Exercise aim =
From the entries below, extract every line that includes the word "image".

Exercise inputs =
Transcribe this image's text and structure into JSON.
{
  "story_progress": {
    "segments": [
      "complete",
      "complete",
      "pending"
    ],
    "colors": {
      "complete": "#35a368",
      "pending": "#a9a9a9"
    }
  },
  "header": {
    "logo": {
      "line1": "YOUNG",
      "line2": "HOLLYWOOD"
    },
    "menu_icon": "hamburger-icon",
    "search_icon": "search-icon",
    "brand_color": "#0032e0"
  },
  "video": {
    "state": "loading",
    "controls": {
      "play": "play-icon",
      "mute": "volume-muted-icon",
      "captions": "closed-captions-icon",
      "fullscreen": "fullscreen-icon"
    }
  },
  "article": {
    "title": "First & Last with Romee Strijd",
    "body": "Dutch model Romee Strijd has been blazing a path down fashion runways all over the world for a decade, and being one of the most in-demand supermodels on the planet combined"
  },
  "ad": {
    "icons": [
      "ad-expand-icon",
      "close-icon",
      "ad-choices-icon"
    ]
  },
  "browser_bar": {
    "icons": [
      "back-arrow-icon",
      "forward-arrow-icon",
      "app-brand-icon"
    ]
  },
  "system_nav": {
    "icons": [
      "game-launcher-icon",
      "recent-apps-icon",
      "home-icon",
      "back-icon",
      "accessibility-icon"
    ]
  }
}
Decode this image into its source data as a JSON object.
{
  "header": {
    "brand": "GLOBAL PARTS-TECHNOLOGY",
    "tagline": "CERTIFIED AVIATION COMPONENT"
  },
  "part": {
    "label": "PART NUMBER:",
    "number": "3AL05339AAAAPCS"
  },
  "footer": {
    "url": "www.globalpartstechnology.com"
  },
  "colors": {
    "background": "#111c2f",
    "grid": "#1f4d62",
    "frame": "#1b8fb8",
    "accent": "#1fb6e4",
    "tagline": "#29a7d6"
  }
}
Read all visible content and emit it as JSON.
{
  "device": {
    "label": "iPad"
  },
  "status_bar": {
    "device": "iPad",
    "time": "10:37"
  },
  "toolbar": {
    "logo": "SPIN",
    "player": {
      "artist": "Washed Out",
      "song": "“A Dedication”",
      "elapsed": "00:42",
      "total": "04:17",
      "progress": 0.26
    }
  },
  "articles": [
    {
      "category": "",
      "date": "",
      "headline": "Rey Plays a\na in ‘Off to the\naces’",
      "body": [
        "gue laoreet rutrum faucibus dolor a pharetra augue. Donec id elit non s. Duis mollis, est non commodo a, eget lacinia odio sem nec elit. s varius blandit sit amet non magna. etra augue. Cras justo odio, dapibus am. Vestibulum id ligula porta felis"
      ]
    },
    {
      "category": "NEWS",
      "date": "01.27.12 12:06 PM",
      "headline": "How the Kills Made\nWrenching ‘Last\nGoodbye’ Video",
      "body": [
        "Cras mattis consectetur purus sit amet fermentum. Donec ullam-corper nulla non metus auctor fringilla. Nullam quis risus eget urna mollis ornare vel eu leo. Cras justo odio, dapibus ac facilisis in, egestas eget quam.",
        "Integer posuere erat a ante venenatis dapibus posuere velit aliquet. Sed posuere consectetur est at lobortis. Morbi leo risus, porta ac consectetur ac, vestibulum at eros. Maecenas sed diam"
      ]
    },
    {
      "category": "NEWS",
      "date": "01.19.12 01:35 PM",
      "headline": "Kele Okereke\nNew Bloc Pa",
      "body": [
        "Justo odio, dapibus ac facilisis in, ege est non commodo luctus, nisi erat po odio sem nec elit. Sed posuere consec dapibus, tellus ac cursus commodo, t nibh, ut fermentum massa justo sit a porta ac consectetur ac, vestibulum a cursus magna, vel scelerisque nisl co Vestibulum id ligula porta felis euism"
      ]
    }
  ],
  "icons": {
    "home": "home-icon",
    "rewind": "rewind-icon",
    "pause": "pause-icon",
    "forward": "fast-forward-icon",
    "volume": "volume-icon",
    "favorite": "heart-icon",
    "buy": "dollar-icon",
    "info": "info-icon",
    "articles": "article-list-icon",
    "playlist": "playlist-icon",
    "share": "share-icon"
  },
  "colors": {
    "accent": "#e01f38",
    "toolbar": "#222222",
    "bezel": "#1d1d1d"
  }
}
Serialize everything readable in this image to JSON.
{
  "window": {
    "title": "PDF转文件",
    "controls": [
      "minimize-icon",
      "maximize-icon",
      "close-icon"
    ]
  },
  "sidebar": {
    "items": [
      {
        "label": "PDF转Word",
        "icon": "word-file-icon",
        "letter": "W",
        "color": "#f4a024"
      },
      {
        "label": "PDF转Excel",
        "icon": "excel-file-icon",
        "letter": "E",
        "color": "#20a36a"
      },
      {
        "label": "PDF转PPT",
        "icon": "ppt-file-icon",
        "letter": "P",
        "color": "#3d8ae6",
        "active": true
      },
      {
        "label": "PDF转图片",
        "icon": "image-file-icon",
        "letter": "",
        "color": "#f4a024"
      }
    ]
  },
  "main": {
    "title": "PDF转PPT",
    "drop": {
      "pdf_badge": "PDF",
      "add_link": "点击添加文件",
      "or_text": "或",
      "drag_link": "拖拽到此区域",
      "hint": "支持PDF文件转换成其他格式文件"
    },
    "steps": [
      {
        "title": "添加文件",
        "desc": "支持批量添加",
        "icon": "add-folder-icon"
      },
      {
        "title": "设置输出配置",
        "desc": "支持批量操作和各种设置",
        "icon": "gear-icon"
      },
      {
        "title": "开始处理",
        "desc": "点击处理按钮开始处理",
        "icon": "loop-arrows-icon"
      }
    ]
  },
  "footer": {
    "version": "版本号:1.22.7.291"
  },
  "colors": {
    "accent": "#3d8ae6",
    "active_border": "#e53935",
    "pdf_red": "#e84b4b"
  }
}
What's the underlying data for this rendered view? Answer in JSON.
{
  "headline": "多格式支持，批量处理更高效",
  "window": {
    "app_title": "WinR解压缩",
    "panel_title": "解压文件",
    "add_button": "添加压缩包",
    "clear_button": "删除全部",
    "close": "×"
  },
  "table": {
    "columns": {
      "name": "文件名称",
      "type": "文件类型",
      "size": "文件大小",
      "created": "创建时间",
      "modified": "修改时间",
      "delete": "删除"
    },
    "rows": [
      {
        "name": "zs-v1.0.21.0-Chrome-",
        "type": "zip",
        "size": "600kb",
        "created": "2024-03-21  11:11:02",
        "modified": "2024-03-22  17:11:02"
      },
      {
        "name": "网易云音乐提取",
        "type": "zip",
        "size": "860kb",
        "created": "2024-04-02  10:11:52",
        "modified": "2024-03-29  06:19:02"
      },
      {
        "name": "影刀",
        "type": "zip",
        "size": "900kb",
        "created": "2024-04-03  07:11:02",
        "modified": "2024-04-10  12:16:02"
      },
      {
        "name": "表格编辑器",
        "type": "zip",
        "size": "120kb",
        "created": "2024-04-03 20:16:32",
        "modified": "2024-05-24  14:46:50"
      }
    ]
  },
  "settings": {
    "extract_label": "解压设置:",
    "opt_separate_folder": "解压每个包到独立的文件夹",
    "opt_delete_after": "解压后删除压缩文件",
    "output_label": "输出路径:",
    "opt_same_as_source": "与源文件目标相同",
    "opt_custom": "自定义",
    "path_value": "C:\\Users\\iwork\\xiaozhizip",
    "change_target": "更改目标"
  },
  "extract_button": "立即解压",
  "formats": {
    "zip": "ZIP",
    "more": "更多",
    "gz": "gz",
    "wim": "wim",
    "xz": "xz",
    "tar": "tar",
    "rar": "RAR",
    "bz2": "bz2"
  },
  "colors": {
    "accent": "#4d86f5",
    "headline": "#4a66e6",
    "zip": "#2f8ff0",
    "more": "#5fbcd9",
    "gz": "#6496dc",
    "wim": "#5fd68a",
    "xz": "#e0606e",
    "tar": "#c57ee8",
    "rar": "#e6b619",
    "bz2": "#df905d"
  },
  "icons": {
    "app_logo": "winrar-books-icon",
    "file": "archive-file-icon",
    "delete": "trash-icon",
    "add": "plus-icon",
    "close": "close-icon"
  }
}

Expected output =
Transcribe this image's text and structure into JSON.
Decode this image into its source data as a JSON object.
Serialize everything readable in this image to JSON.
        "icon": "image-file-icon",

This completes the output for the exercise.